proving for the 19345th day that
I was better than every non-black person expected me to be
Just two hours after kissing eternity’s furry tan ass and living to write this
One hour after turning my eyes away from withering spirits clawing at the light in me
Only minutes after looking pure love in the face
His radiant green blue gaze took me
for a second
back to yesterday’s caresses and the sweet smell of love
Yet none of this could hold me
Not one experience could shield me
Lock me away
Take me away
Insulate me from the place I live in
Sure that work did work with my ego to block it
Certain that brushes with my own mortality would keep me in the present
The needs of other would consume any torn and swollen place in my heart
and love, ah yes sweet and sticky love
will surly ooze into gaps
coating every pain and sealing it away
The broad smiles of loving daughters will seal it up tight
never to be seen again
there it is
rearing it’s ugly bleeding face
pulling me in again
out of the blue
tell me what I think
day in and day out
Frozen I stare at it telling
Yelling my truth
Frozen I stare
Shocked as if I were the last to know
Not today’s date
She steps out of my skin

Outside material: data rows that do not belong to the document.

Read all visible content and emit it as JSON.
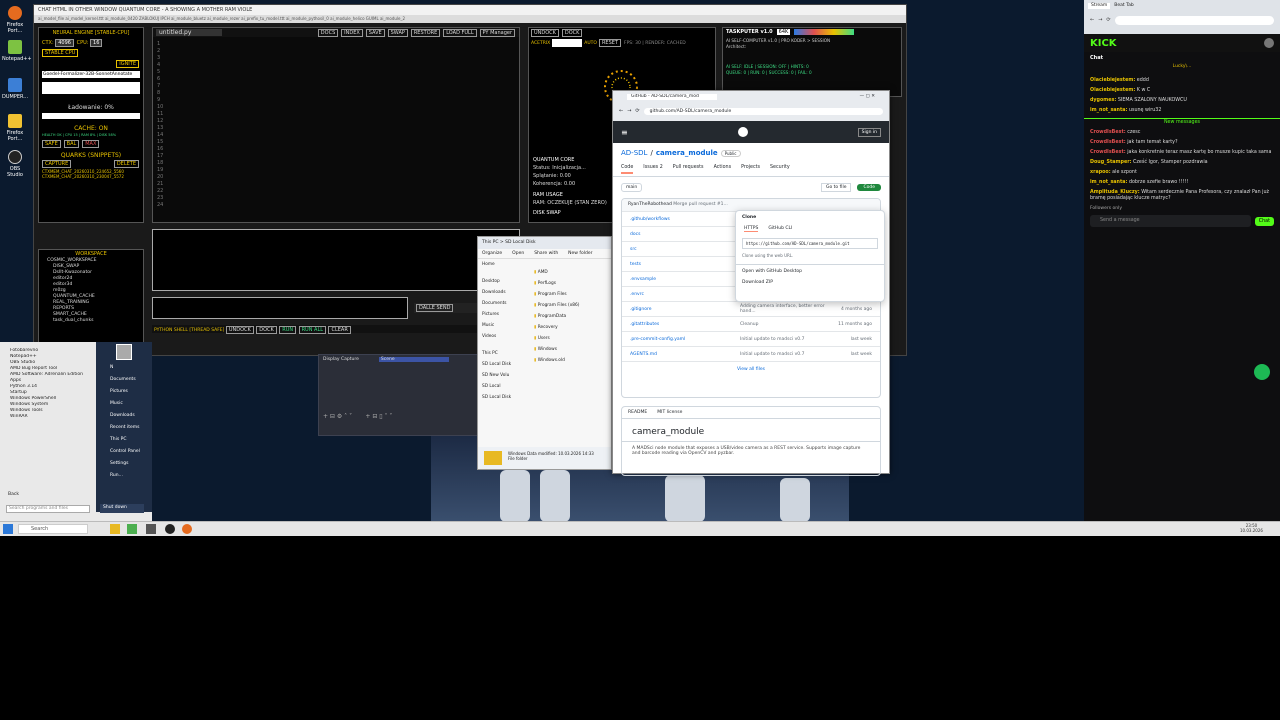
{
  "desktop_icons": [
    {
      "label": "Firefox Port...",
      "icon": "firefox-icon"
    },
    {
      "label": "Notepad++",
      "icon": "notepad-icon"
    },
    {
      "label": "DUMPER...",
      "icon": "app-icon"
    },
    {
      "label": "Firefox Port...",
      "icon": "folder-icon"
    },
    {
      "label": "OBS Studio",
      "icon": "obs-icon"
    }
  ],
  "mainwin": {
    "title": "CHAT HTML IN OTHER WINDOW QUANTUM CORE - A SHOWING A MOTHER RAM VIOLE",
    "tabs": "ai_model_file   ai_model_kernel.ttt   ai_module_0420   ZABLOKUJ IPCH   ai_module_bluetz   ai_module_rezer   ai_prefix_tu_model.ttt   ai_module_pythosil_0   ai_module_helico   GUIML   ai_module_2"
  },
  "neural": {
    "header": "NEURAL ENGINE [STABLE-CPU]",
    "ctx_label": "CTX:",
    "ctx_val": "4096",
    "cpu_label": "CPU:",
    "cpu_val": "16",
    "stable_btn": "STABLE CPU",
    "ignite": "IGNITE",
    "model": "Goedel-Formalizer-32B-SonnetAnnotate",
    "loading": "Ładowanie: 0%",
    "cache_label": "CACHE: ON",
    "cache_row": "HEALTH OK | CPU 15 | RAM 8% | DISK 58%",
    "safe": "SAFE",
    "bal": "BAL",
    "max": "MAX",
    "quarks": "QUARKS (SNIPPETS)",
    "capture": "CAPTURE",
    "delete": "DELETE",
    "files": [
      "CTXMEM_CHAT_20260310_224652_5560",
      "CTXMEM_CHAT_20260310_230047_5572"
    ]
  },
  "workspace": {
    "title": "WORKSPACE",
    "items": [
      "COSMIC_WORKSPACE",
      "DISK_SWAP",
      "Dsllt-Kwazonator",
      "editor2d",
      "editor3d",
      "m0zg",
      "QUANTUM_CACHE",
      "REAL_TRAINING",
      "REPORTS",
      "SMART_CACHE",
      "task_dual_chunks"
    ]
  },
  "editor": {
    "filename": "untitled.py",
    "toolbar": [
      "DOCS",
      "INDEX",
      "SAVE",
      "SWAP",
      "RESTORE",
      "LOAD FULL",
      "PY Manager"
    ],
    "lines": [
      "1",
      "2",
      "3",
      "4",
      "5",
      "6",
      "7",
      "8",
      "9",
      "10",
      "11",
      "12",
      "13",
      "14",
      "15",
      "16",
      "17",
      "18",
      "19",
      "20",
      "21",
      "22",
      "23",
      "24"
    ]
  },
  "shell": {
    "label": "PYTHON SHELL [THREAD SAFE]",
    "buttons": [
      "UNDOCK",
      "DOCK",
      "RUN",
      "RUN ALL",
      "CLEAR"
    ],
    "send_label": "DALLE SEND"
  },
  "quantum": {
    "undock": "UNDOCK",
    "dock": "DOCK",
    "acetrix": "ACETRIX",
    "auto": "AUTO",
    "reset": "RESET",
    "fps": "FPS: 30 | RENDER: CACHED",
    "core_title": "QUANTUM CORE",
    "status": "Status: Inicjalizacja...",
    "splatanie": "Splątanie: 0.00",
    "koherencja": "Koherencja: 0.00",
    "ram_title": "RAM USAGE",
    "ram_status": "RAM: OCZEKUJE (STAN ZERO)",
    "disk_title": "DISK SWAP"
  },
  "taskputer": {
    "title": "TASKPUTER v1.0",
    "val": "64K",
    "line1": "AI SELF-COMPUTER v1.0 | PRO KODER > SESSION",
    "line2": "Architect:",
    "line3": "AI SELF: IDLE | SESSION: OFF | HINTS: 0",
    "line4": "QUEUE: 0 | RUN: 0 | SUCCESS: 0 | FAIL: 0"
  },
  "startmenu": {
    "apps": [
      "Fotobarevno",
      "Notepad++",
      "OBS Studio",
      "AMD Bug Report Tool",
      "AMD Software: Adrenalin Edition",
      "Apps",
      "Python 3.14",
      "Startup",
      "Windows PowerShell",
      "Windows System",
      "Windows Tools",
      "WinRAR"
    ],
    "right": [
      "N",
      "Documents",
      "Pictures",
      "Music",
      "Downloads",
      "Recent items",
      "This PC",
      "Control Panel",
      "Settings",
      "Run..."
    ],
    "back": "Back",
    "search": "Search programs and files",
    "shutdown": "Shut down"
  },
  "taskbar": {
    "search": "Search",
    "time": "23:50",
    "date": "10.03.2026"
  },
  "obs": {
    "label": "Display Capture",
    "source": "Scene"
  },
  "explorer": {
    "path": "This PC > SD Local Disk",
    "org": "Organize",
    "open": "Open",
    "share": "Share with",
    "new": "New folder",
    "nav": [
      "Home",
      "Desktop",
      "Downloads",
      "Documents",
      "Pictures",
      "Music",
      "Videos"
    ],
    "folders": [
      "AMD",
      "PerfLogs",
      "Program Files",
      "Program Files (x86)",
      "ProgramData",
      "Recovery",
      "Users",
      "Windows",
      "Windows.old"
    ],
    "tree": [
      "This PC",
      "SD Local Disk",
      "SD New Volu",
      "SD Local",
      "SD Local Disk"
    ],
    "status": "Windows Data modified: 10.03.2026 14:33",
    "status2": "File folder"
  },
  "github": {
    "tab": "GitHub - AD-SDL/camera_mod",
    "url": "github.com/AD-SDL/camera_module",
    "signin": "Sign in",
    "repo_owner": "AD-SDL",
    "repo_name": "camera_module",
    "visibility": "Public",
    "nav": [
      "Code",
      "Issues",
      "Pull requests",
      "Actions",
      "Projects",
      "Security"
    ],
    "issues_count": "2",
    "branch": "main",
    "goto": "Go to file",
    "code_btn": "Code",
    "commit_user": "RyanTheRobothead",
    "commit_msg": "Merge pull request #1...",
    "files": [
      {
        "name": ".github/workflows",
        "msg": "",
        "time": ""
      },
      {
        "name": "docs",
        "msg": "",
        "time": ""
      },
      {
        "name": "src",
        "msg": "",
        "time": ""
      },
      {
        "name": "tests",
        "msg": "",
        "time": ""
      },
      {
        "name": ".envsample",
        "msg": "",
        "time": ""
      },
      {
        "name": ".envrc",
        "msg": "Initial update to madsci v0.7",
        "time": "last week"
      },
      {
        "name": ".gitignore",
        "msg": "Adding camera interface, better error hand...",
        "time": "4 months ago"
      },
      {
        "name": ".gitattributes",
        "msg": "Cleanup",
        "time": "11 months ago"
      },
      {
        "name": ".pre-commit-config.yaml",
        "msg": "Initial update to madsci v0.7",
        "time": "last week"
      },
      {
        "name": "AGENTS.md",
        "msg": "Initial update to madsci v0.7",
        "time": "last week"
      }
    ],
    "view_all": "View all files",
    "readme_tab": "README",
    "license_tab": "MIT license",
    "readme_title": "camera_module",
    "readme_text": "A MADSci node module that exposes a USB/video camera as a REST service. Supports image capture and barcode reading via OpenCV and pyzbar.",
    "clone": {
      "title": "Clone",
      "https": "HTTPS",
      "cli": "GitHub CLI",
      "url": "https://github.com/AD-SDL/camera_module.git",
      "hint": "Clone using the web URL.",
      "desktop": "Open with GitHub Desktop",
      "zip": "Download ZIP"
    }
  },
  "kick": {
    "tab1": "Stream",
    "tab2": "Beat Tab",
    "logo": "KICK",
    "chat_title": "Chat",
    "pinned": "Lucky\\...",
    "messages": [
      {
        "user": "Olaciebiejestem:",
        "text": "eddd",
        "color": "#e8c200"
      },
      {
        "user": "Olaciebiejestem:",
        "text": "K w C",
        "color": "#e8c200"
      },
      {
        "user": "dygomes:",
        "text": "SIEMA SZALONY NAUKOWCU",
        "color": "#e8c200"
      },
      {
        "user": "im_not_santa:",
        "text": "usunę wiru32",
        "color": "#e8c200"
      }
    ],
    "new_messages": "New messages",
    "messages2": [
      {
        "user": "CrowdIsBest:",
        "text": "czesc",
        "color": "#e05050"
      },
      {
        "user": "CrowdIsBest:",
        "text": "jak tam temat karty?",
        "color": "#e05050"
      },
      {
        "user": "CrowdIsBest:",
        "text": "jaka konkretnie teraz masz kartę bo musze kupic taka sama",
        "color": "#e05050"
      },
      {
        "user": "Doug_Stamper:",
        "text": "Cześć Igor, Stamper pozdrawia",
        "color": "#e8c200"
      },
      {
        "user": "xrapoo:",
        "text": "ale szpont",
        "color": "#e8c200"
      },
      {
        "user": "im_not_santa:",
        "text": "dobrze szefie brawo !!!!!",
        "color": "#e8c200"
      },
      {
        "user": "Amplituda_Kluczy:",
        "text": "Witam serdecznie Pana Profesora, czy znalazł Pan już bramę posiadając klucze matryc?",
        "color": "#e8c200"
      }
    ],
    "followers": "Followers only",
    "send_placeholder": "Send a message",
    "chat_btn": "Chat"
  }
}
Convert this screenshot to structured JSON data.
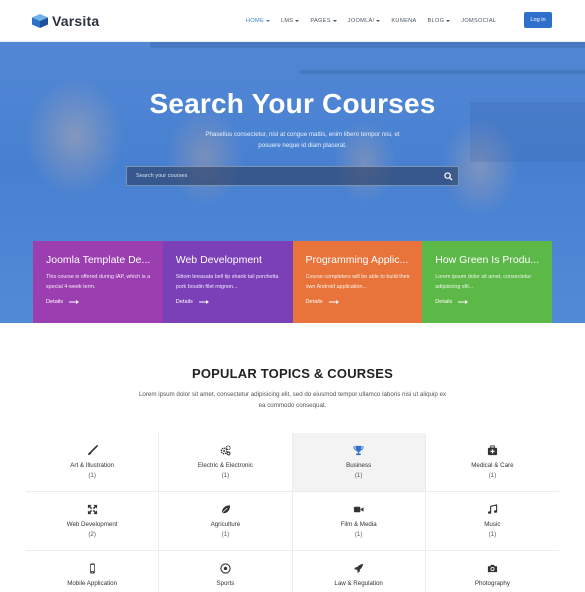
{
  "brand": {
    "name": "Varsita"
  },
  "nav": {
    "items": [
      {
        "label": "HOME",
        "dropdown": true,
        "active": true
      },
      {
        "label": "LMS",
        "dropdown": true
      },
      {
        "label": "PAGES",
        "dropdown": true
      },
      {
        "label": "JOOMLA!",
        "dropdown": true
      },
      {
        "label": "KUNENA",
        "dropdown": false
      },
      {
        "label": "BLOG",
        "dropdown": true
      },
      {
        "label": "JOMSOCIAL",
        "dropdown": false
      }
    ],
    "login_label": "Log in"
  },
  "hero": {
    "title": "Search Your Courses",
    "subtitle": "Phasellus consectetur, nisl at congue mattis, enim libero tempor nisi, et posuere neque id diam placerat.",
    "search_placeholder": "Search your courses"
  },
  "cards": [
    {
      "title": "Joomla Template De...",
      "desc": "This course is offered during IAP, which is a special 4-week term.",
      "link": "Details",
      "color": "#9b3fb0"
    },
    {
      "title": "Web Development",
      "desc": "Sittoin breasata bell tip shank tail porchetta pork boudin filet mignon...",
      "link": "Details",
      "color": "#7b3fb8"
    },
    {
      "title": "Programming Applic...",
      "desc": "Course completers will be able to build their own Android application...",
      "link": "Details",
      "color": "#e8743b"
    },
    {
      "title": "How Green Is Produ...",
      "desc": "Lorem ipsum dolor sit amet, consectetur adipisicing elit...",
      "link": "Details",
      "color": "#5cb847"
    }
  ],
  "topics": {
    "title": "POPULAR TOPICS & COURSES",
    "subtitle": "Lorem ipsum dolor sit amet, consectetur adipisicing elit, sed do eiusmod tempor ullamco laboris nisi ut aliquip ex ea commodo consequat.",
    "items": [
      {
        "label": "Art & Illustration",
        "count": "(1)",
        "icon": "brush-icon"
      },
      {
        "label": "Electric & Electronic",
        "count": "(1)",
        "icon": "cogs-icon"
      },
      {
        "label": "Business",
        "count": "(1)",
        "icon": "trophy-icon",
        "highlight": true
      },
      {
        "label": "Medical & Care",
        "count": "(1)",
        "icon": "medkit-icon"
      },
      {
        "label": "Web Development",
        "count": "(2)",
        "icon": "expand-icon"
      },
      {
        "label": "Agriculture",
        "count": "(1)",
        "icon": "leaf-icon"
      },
      {
        "label": "Film & Media",
        "count": "(1)",
        "icon": "video-camera-icon"
      },
      {
        "label": "Music",
        "count": "(1)",
        "icon": "music-icon"
      },
      {
        "label": "Mobile Application",
        "count": "",
        "icon": "mobile-icon"
      },
      {
        "label": "Sports",
        "count": "",
        "icon": "soccer-ball-icon"
      },
      {
        "label": "Law & Regulation",
        "count": "",
        "icon": "rocket-icon"
      },
      {
        "label": "Photography",
        "count": "",
        "icon": "camera-icon"
      }
    ]
  },
  "colors": {
    "accent": "#2e6fcb",
    "hero_overlay": "#4f86d2",
    "text_dark": "#222222"
  }
}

snatches the pen from my hand
tells of the pain that cycles through me for eleven years now
she shouts “NO!
You haven’t forgotten him!
You never will!
Not even for a split second!”
and writes to me
“Here I will prove it to you in BLUE ink and WHITE paper.”
This day, this day, this day, this day, is all there is
This day is March 16, 1990 again and again and this day will burn blue ink into your hand forever
Let me take your hand and prove it again and again and again, when you least expect it
I will tell you again what you think…
March 16, 1990
I am sorry, so sorry Paul
that I could not be there for you
So sorry that I could not protect you
from this brutal world
That I did not teach you how to fight
the unyielding savages that would take the breath from your lungs
Each time my automatic writing prints that date
I am again astonished and again
reminded of what is happening on the underside of this crust that holds me together
Each time I see the date emerge from me
as if it has a life inside me still
each time the date splits me and emerges to the screen behind my eyes
each time it plays the scenes out again and again in blue and white
each time it tears another year of my life away
and draws me closer to you
each time I see the date
I see the rope
I see you hanging
I am frozen!
Cassandra Alleyne August 16, 2007
Entreating Paul Supplication
If it is safe for you I accept your death
If it is safe for me let me say goodbye
If it is good for you let me hold you
If it is good for me fold into your arms
Come to me now feel your loving breath
Here in this clearing hear your kind voice
Come to me now then let us walk away
Mom December 20, 1990
© Deep Inside
Deep inside, I scream your name. Your face is before me, mild, forgiving, and sweet.
Twenty-four, twenty-four, twenty-four, twenty-four. Too new to know anything about being a father or mother. Too young to know about the pain of burying the dead. Such a tender soul you are.
I drive to Buford, NC every day at 150 mph, determined to rescue you, the way a mother should. I reach Buford and I am too late. I see you, I see the rope, I see my failure to protect my only son.
The scream comes up slowly at first, from deep inside me. It starts in the womb that nurtured you, up past my shattered heart.
This scream emits from my mouth, my ears, my eyes, my nostrils. This scream is a single sound, one pitch, one syllable, and it does not end.
This scream is a constant and it goes on and on in the background of my life, like “white noise”. Were it not for the volume, I could call it a hum. Were it not for the pain, I could name it companion.
Thirteen years, three months, and thirteen days of hearing one single unending scream deep inside.
Some days, I come home and the house is empty. At first I leap at the chance to sit and relax, but in minutes, the scream, the “white noise”, moves from the background to the foreground. This scream grabs me and spins my body like a tornado. I am lashed against the sound. This scream rips flesh from my bones as it pushes to emerge from deep inside.
In one sound, one scream I am begging aloud to see my son again, to hold him again, heal again, to feel peace and calm deep inside.
Cassandra M. Dougherty April 13, 2004